** Opening DATASET CONTENT block **
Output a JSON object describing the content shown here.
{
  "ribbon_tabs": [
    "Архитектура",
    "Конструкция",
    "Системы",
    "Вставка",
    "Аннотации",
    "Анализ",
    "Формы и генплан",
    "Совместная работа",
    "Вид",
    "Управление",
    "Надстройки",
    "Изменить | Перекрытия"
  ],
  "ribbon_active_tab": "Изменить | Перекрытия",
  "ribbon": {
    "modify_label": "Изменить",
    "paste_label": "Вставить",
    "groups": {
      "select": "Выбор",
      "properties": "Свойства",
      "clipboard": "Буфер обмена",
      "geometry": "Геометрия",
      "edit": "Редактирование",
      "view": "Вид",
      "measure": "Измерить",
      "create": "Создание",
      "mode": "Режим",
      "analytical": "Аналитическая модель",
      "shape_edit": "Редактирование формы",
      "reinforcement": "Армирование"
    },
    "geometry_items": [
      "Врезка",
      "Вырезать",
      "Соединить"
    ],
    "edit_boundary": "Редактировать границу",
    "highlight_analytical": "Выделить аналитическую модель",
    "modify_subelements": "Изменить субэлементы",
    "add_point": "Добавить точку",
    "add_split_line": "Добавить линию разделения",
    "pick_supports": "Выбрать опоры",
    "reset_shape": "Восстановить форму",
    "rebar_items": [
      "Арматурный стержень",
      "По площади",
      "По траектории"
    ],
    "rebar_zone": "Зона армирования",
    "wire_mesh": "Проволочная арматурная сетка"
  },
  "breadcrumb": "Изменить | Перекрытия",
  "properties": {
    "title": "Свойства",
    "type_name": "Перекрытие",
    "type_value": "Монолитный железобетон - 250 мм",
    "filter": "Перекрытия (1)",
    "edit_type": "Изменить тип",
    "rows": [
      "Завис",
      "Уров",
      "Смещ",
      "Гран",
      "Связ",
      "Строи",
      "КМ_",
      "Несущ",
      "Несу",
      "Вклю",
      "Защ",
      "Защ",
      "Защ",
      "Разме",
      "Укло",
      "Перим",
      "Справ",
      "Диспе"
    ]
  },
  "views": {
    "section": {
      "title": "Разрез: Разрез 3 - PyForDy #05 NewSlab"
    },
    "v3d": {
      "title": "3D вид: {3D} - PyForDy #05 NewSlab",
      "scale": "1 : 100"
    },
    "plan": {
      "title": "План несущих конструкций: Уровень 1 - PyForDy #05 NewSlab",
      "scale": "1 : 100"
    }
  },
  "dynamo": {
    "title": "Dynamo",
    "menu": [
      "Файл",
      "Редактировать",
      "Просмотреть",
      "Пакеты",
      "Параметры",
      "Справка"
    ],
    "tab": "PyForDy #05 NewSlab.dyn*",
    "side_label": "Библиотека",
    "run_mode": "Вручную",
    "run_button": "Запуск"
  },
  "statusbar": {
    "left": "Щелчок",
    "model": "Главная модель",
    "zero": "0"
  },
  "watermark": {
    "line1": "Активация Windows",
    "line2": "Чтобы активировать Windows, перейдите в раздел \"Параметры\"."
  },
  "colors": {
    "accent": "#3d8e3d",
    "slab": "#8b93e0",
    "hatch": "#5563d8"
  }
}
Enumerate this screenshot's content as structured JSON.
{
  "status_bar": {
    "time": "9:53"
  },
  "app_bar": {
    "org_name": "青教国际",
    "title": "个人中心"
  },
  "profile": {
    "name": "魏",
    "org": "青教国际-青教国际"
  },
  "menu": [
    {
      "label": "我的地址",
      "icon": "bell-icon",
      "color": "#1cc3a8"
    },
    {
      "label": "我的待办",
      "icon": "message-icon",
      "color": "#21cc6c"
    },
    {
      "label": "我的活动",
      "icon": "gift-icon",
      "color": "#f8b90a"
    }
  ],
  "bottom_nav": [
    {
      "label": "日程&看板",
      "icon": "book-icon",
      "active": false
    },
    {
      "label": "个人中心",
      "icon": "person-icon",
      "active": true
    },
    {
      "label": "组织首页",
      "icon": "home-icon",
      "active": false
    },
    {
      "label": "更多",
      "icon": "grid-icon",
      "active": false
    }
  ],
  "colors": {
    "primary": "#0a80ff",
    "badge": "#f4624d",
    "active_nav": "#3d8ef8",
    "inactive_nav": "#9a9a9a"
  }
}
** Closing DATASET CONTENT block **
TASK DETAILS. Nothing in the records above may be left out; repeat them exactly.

THE COMPLETED TASK.
Output a JSON object describing the content shown here.
{
  "ribbon_tabs": [
    "Архитектура",
    "Конструкция",
    "Системы",
    "Вставка",
    "Аннотации",
    "Анализ",
    "Формы и генплан",
    "Совместная работа",
    "Вид",
    "Управление",
    "Надстройки",
    "Изменить | Перекрытия"
  ],
  "ribbon_active_tab": "Изменить | Перекрытия",
  "ribbon": {
    "modify_label": "Изменить",
    "paste_label": "Вставить",
    "groups": {
      "select": "Выбор",
      "properties": "Свойства",
      "clipboard": "Буфер обмена",
      "geometry": "Геометрия",
      "edit": "Редактирование",
      "view": "Вид",
      "measure": "Измерить",
      "create": "Создание",
      "mode": "Режим",
      "analytical": "Аналитическая модель",
      "shape_edit": "Редактирование формы",
      "reinforcement": "Армирование"
    },
    "geometry_items": [
      "Врезка",
      "Вырезать",
      "Соединить"
    ],
    "edit_boundary": "Редактировать границу",
    "highlight_analytical": "Выделить аналитическую модель",
    "modify_subelements": "Изменить субэлементы",
    "add_point": "Добавить точку",
    "add_split_line": "Добавить линию разделения",
    "pick_supports": "Выбрать опоры",
    "reset_shape": "Восстановить форму",
    "rebar_items": [
      "Арматурный стержень",
      "По площади",
      "По траектории"
    ],
    "rebar_zone": "Зона армирования",
    "wire_mesh": "Проволочная арматурная сетка"
  },
  "breadcrumb": "Изменить | Перекрытия",
  "properties": {
    "title": "Свойства",
    "type_name": "Перекрытие",
    "type_value": "Монолитный железобетон - 250 мм",
    "filter": "Перекрытия (1)",
    "edit_type": "Изменить тип",
    "rows": [
      "Завис",
      "Уров",
      "Смещ",
      "Гран",
      "Связ",
      "Строи",
      "КМ_",
      "Несущ",
      "Несу",
      "Вклю",
      "Защ",
      "Защ",
      "Защ",
      "Разме",
      "Укло",
      "Перим",
      "Справ",
      "Диспе"
    ]
  },
  "views": {
    "section": {
      "title": "Разрез: Разрез 3 - PyForDy #05 NewSlab"
    },
    "v3d": {
      "title": "3D вид: {3D} - PyForDy #05 NewSlab",
      "scale": "1 : 100"
    },
    "plan": {
      "title": "План несущих конструкций: Уровень 1 - PyForDy #05 NewSlab",
      "scale": "1 : 100"
    }
  },
  "dynamo": {
    "title": "Dynamo",
    "menu": [
      "Файл",
      "Редактировать",
      "Просмотреть",
      "Пакеты",
      "Параметры",
      "Справка"
    ],
    "tab": "PyForDy #05 NewSlab.dyn*",
    "side_label": "Библиотека",
    "run_mode": "Вручную",
    "run_button": "Запуск"
  },
  "statusbar": {
    "left": "Щелчок",
    "model": "Главная модель",
    "zero": "0"
  },
  "watermark": {
    "line1": "Активация Windows",
    "line2": "Чтобы активировать Windows, перейдите в раздел \"Параметры\"."
  },
  "colors": {
    "accent": "#3d8e3d",
    "slab": "#8b93e0",
    "hatch": "#5563d8"
  }
}
Enumerate this screenshot's content as structured JSON.
{
  "status_bar": {
    "time": "9:53"
  },
  "app_bar": {
    "org_name": "青教国际",
    "title": "个人中心"
  },
  "profile": {
    "name": "魏",
    "org": "青教国际-青教国际"
  },
  "menu": [
    {
      "label": "我的地址",
      "icon": "bell-icon",
      "color": "#1cc3a8"
    },
    {
      "label": "我的待办",
      "icon": "message-icon",
      "color": "#21cc6c"
    },
    {
      "label": "我的活动",
      "icon": "gift-icon",
      "color": "#f8b90a"
    }
  ],
  "bottom_nav": [
    {
      "label": "日程&看板",
      "icon": "book-icon",
      "active": false
    },
    {
      "label": "个人中心",
      "icon": "person-icon",
      "active": true
    },
    {
      "label": "组织首页",
      "icon": "home-icon",
      "active": false
    },
    {
      "label": "更多",
      "icon": "grid-icon",
      "active": false
    }
  ],
  "colors": {
    "primary": "#0a80ff",
    "badge": "#f4624d",
    "active_nav": "#3d8ef8",
    "inactive_nav": "#9a9a9a"
  }
}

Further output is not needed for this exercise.